Using VMware's vCloud virtualization software, managed service providers such as Terremark and Verizon Business will allow customers to configure virtual servers over the Web and pay for the computing capacity they use on an hourly basis with a credit card, much as AWS does today.
VMware CEO Paul Maritz demonstrated the services, which will be branded vCloud Express, in his keynote at the start of VMworld Tuesday. The company will hold a press conference with service providers later this morning to provide more details.
VMware appears to be pitching the services as ones that will support a wider choice of OS environments than AWS does, as well as offer lower starting prices.
"When you see the vCloud Express logo you know it means fast and cheap -- or rather I should say, fast and cost-effective," Maritz said in his keynote.
The services are "aimed at the end of the market where you want very rapid provisioning," he said. Maritz highlighted test and development work as one possible use case, though some service providers will offer service level agreements to support production applications, VMware said.
Terremark, the managed hosting company that VMware invested in earlier this year, has already posted some details and pricing for its services on its Web site. Savvis and AT&T will also offer the services from their data centers.
Terremark's pricing starts at less than US$0.04 per hour, for example, for a system with one virtual CPU and a half GB of memory, according to its Web site. Amazon's pricing starts at $0.10 per CPU hour.
Terremark's service is currently listed as being in beta.
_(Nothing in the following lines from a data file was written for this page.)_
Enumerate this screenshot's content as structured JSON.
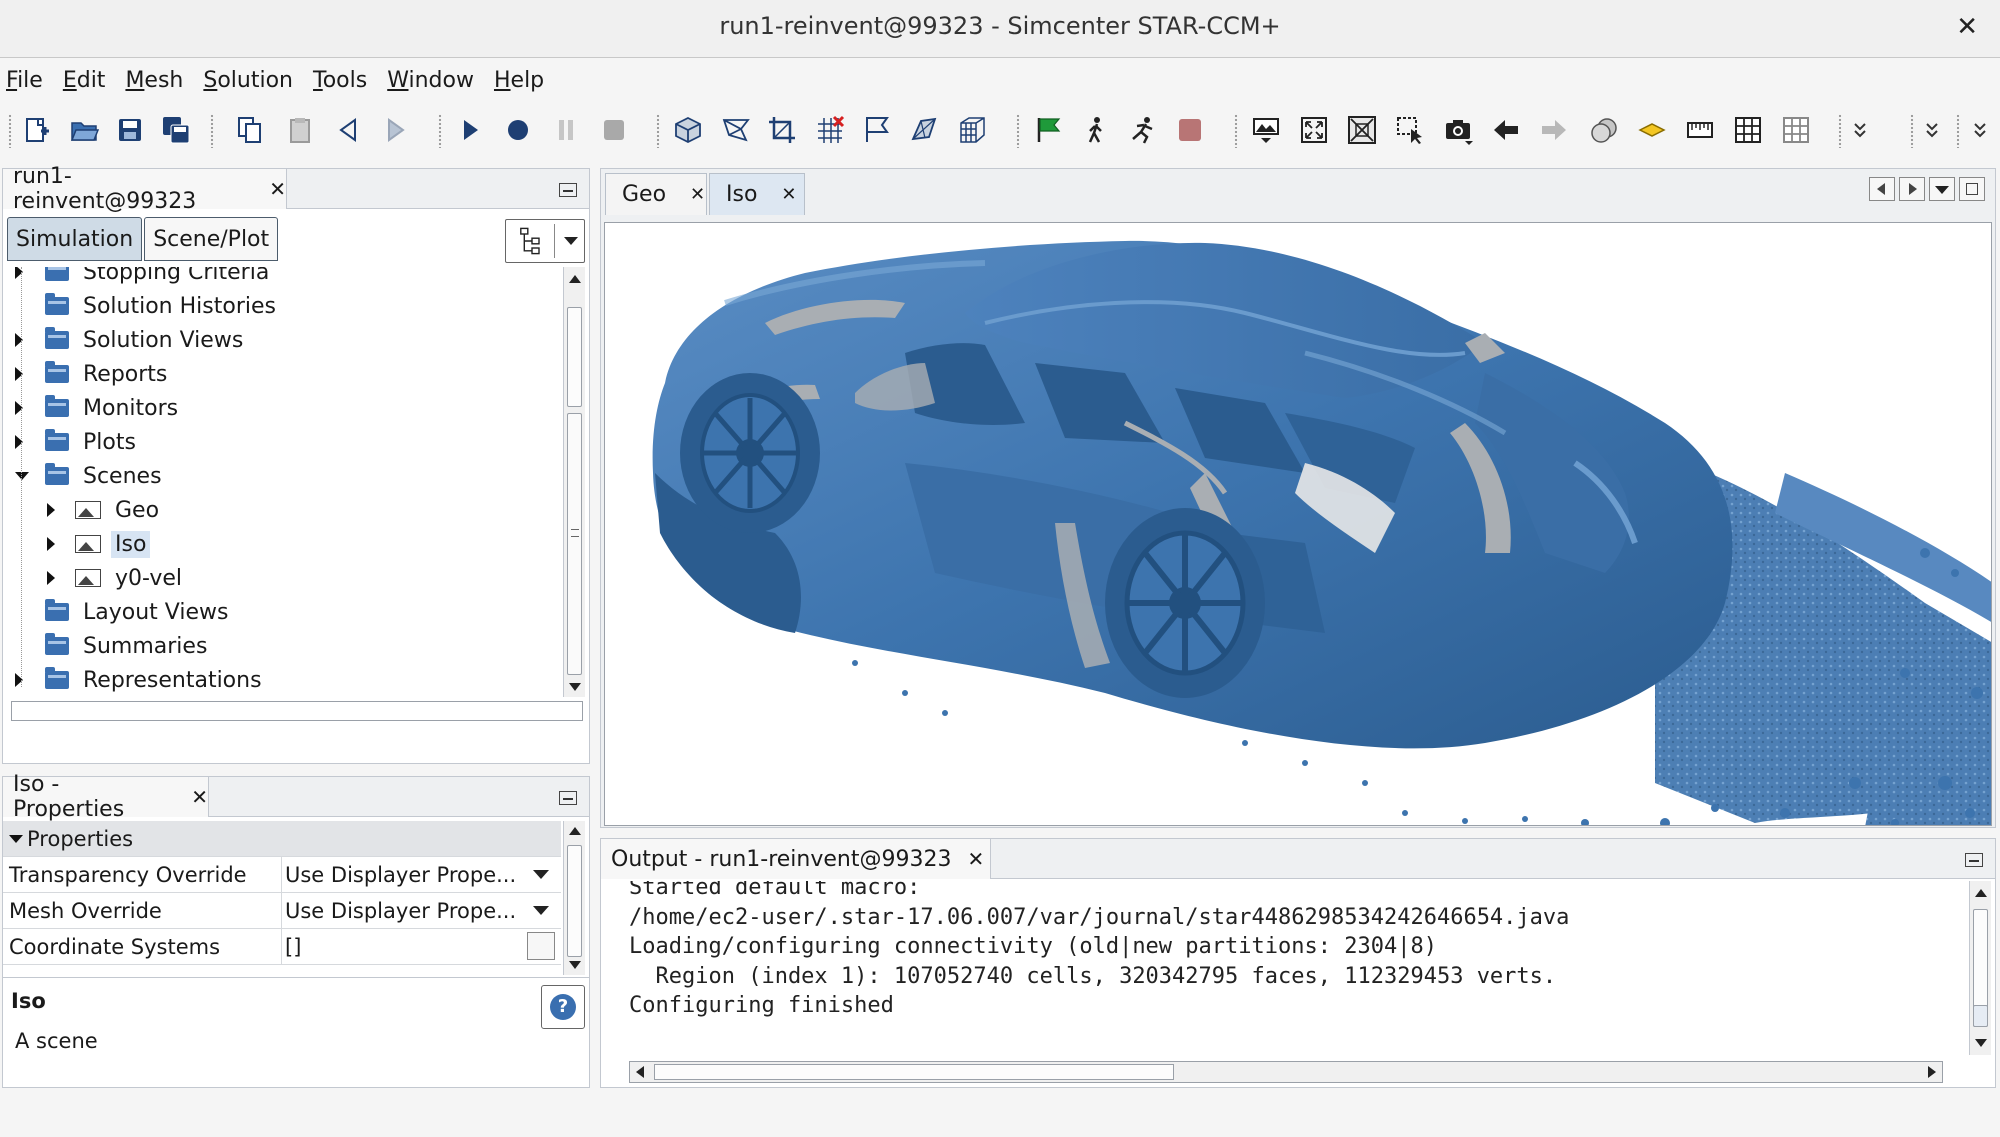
{
  "window": {
    "title": "run1-reinvent@99323 - Simcenter STAR-CCM+",
    "close_glyph": "✕"
  },
  "menu": [
    {
      "label": "File",
      "mnemonic": "F",
      "rest": "ile"
    },
    {
      "label": "Edit",
      "mnemonic": "E",
      "rest": "dit"
    },
    {
      "label": "Mesh",
      "mnemonic": "M",
      "rest": "esh"
    },
    {
      "label": "Solution",
      "mnemonic": "S",
      "rest": "olution"
    },
    {
      "label": "Tools",
      "mnemonic": "T",
      "rest": "ools"
    },
    {
      "label": "Window",
      "mnemonic": "W",
      "rest": "indow"
    },
    {
      "label": "Help",
      "mnemonic": "H",
      "rest": "elp"
    }
  ],
  "sim_panel": {
    "tab_label": "run1-reinvent@99323",
    "tab_close": "✕",
    "subtabs": [
      "Simulation",
      "Scene/Plot"
    ],
    "tree": [
      {
        "label": "Stopping Criteria",
        "icon": "folder-icon",
        "expand": "right",
        "level": 0,
        "partial": true
      },
      {
        "label": "Solution Histories",
        "icon": "folder-icon",
        "expand": "none",
        "level": 0
      },
      {
        "label": "Solution Views",
        "icon": "folder-icon",
        "expand": "right",
        "level": 0
      },
      {
        "label": "Reports",
        "icon": "folder-icon",
        "expand": "right",
        "level": 0
      },
      {
        "label": "Monitors",
        "icon": "folder-icon",
        "expand": "right",
        "level": 0
      },
      {
        "label": "Plots",
        "icon": "folder-icon",
        "expand": "right",
        "level": 0
      },
      {
        "label": "Scenes",
        "icon": "folder-icon",
        "expand": "down",
        "level": 0
      },
      {
        "label": "Geo",
        "icon": "scene-icon",
        "expand": "right",
        "level": 1
      },
      {
        "label": "Iso",
        "icon": "scene-icon",
        "expand": "right",
        "level": 1,
        "selected": true
      },
      {
        "label": "y0-vel",
        "icon": "scene-icon",
        "expand": "right",
        "level": 1
      },
      {
        "label": "Layout Views",
        "icon": "folder-icon",
        "expand": "none",
        "level": 0
      },
      {
        "label": "Summaries",
        "icon": "folder-icon",
        "expand": "none",
        "level": 0
      },
      {
        "label": "Representations",
        "icon": "folder-icon",
        "expand": "right",
        "level": 0
      }
    ]
  },
  "properties_panel": {
    "tab_label": "Iso - Properties",
    "tab_close": "✕",
    "section": "Properties",
    "rows": [
      {
        "key": "Transparency Override",
        "value": "Use Displayer Prope...",
        "control": "dropdown"
      },
      {
        "key": "Mesh Override",
        "value": "Use Displayer Prope...",
        "control": "dropdown"
      },
      {
        "key": "Coordinate Systems",
        "value": "[]",
        "control": "ellipsis"
      }
    ],
    "help_title": "Iso",
    "help_text": "A scene",
    "help_icon": "?"
  },
  "scene_tabs": [
    {
      "label": "Geo",
      "active": false
    },
    {
      "label": "Iso",
      "active": true
    }
  ],
  "tab_close": "✕",
  "output": {
    "tab_label": "Output - run1-reinvent@99323",
    "lines": [
      "Started default macro:",
      "/home/ec2-user/.star-17.06.007/var/journal/star4486298534242646654.java",
      "Loading/configuring connectivity (old|new partitions: 2304|8)",
      "  Region (index 1): 107052740 cells, 320342795 faces, 112329453 verts.",
      "Configuring finished"
    ]
  },
  "colors": {
    "car_body": "#3d74ae",
    "car_dark": "#2b5c8f",
    "car_highlight": "#6a9bcd",
    "car_gray": "#a9aeb3",
    "accent_selected": "#d7e4f3"
  }
}
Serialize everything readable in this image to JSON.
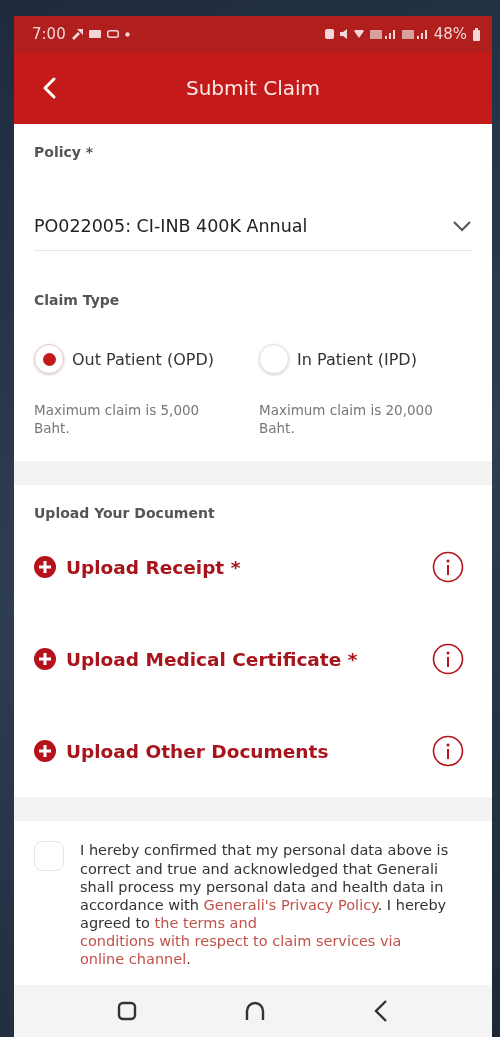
{
  "status_bar": {
    "time": "7:00",
    "battery": "48%"
  },
  "header": {
    "title": "Submit Claim"
  },
  "policy": {
    "label": "Policy *",
    "value": "PO022005: CI-INB 400K Annual"
  },
  "claim_type": {
    "label": "Claim Type",
    "options": [
      {
        "label": "Out Patient (OPD)",
        "note": "Maximum claim is 5,000 Baht.",
        "selected": true
      },
      {
        "label": "In Patient (IPD)",
        "note": "Maximum claim is 20,000 Baht.",
        "selected": false
      }
    ]
  },
  "upload": {
    "label": "Upload Your Document",
    "items": [
      {
        "label": "Upload Receipt *"
      },
      {
        "label": "Upload Medical Certificate *"
      },
      {
        "label": "Upload Other Documents"
      }
    ]
  },
  "consent": {
    "checked": false,
    "parts": [
      {
        "kind": "plain",
        "text": "I hereby confirmed that my personal data above is correct and true and acknowledged that Generali shall process my personal data and health data in accordance with "
      },
      {
        "kind": "link",
        "text": "Generali's"
      },
      {
        "kind": "link",
        "text": "Privacy Policy"
      },
      {
        "kind": "plain",
        "text": ". I hereby agreed to "
      },
      {
        "kind": "link",
        "text": "the terms and"
      },
      {
        "kind": "link",
        "text": "conditions with respect to claim services via"
      },
      {
        "kind": "link",
        "text": "online channel"
      },
      {
        "kind": "plain",
        "text": "."
      }
    ]
  }
}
It wasn't immediately clear when the other companies' services would be rolled out.
VCloud Express supports VMware's goal of enabling its customers to move workloads from their own data centers to those of service providers -- into the so-called public cloud -- when they need additional computing capacity, and to move them back into their own data centers when they want to.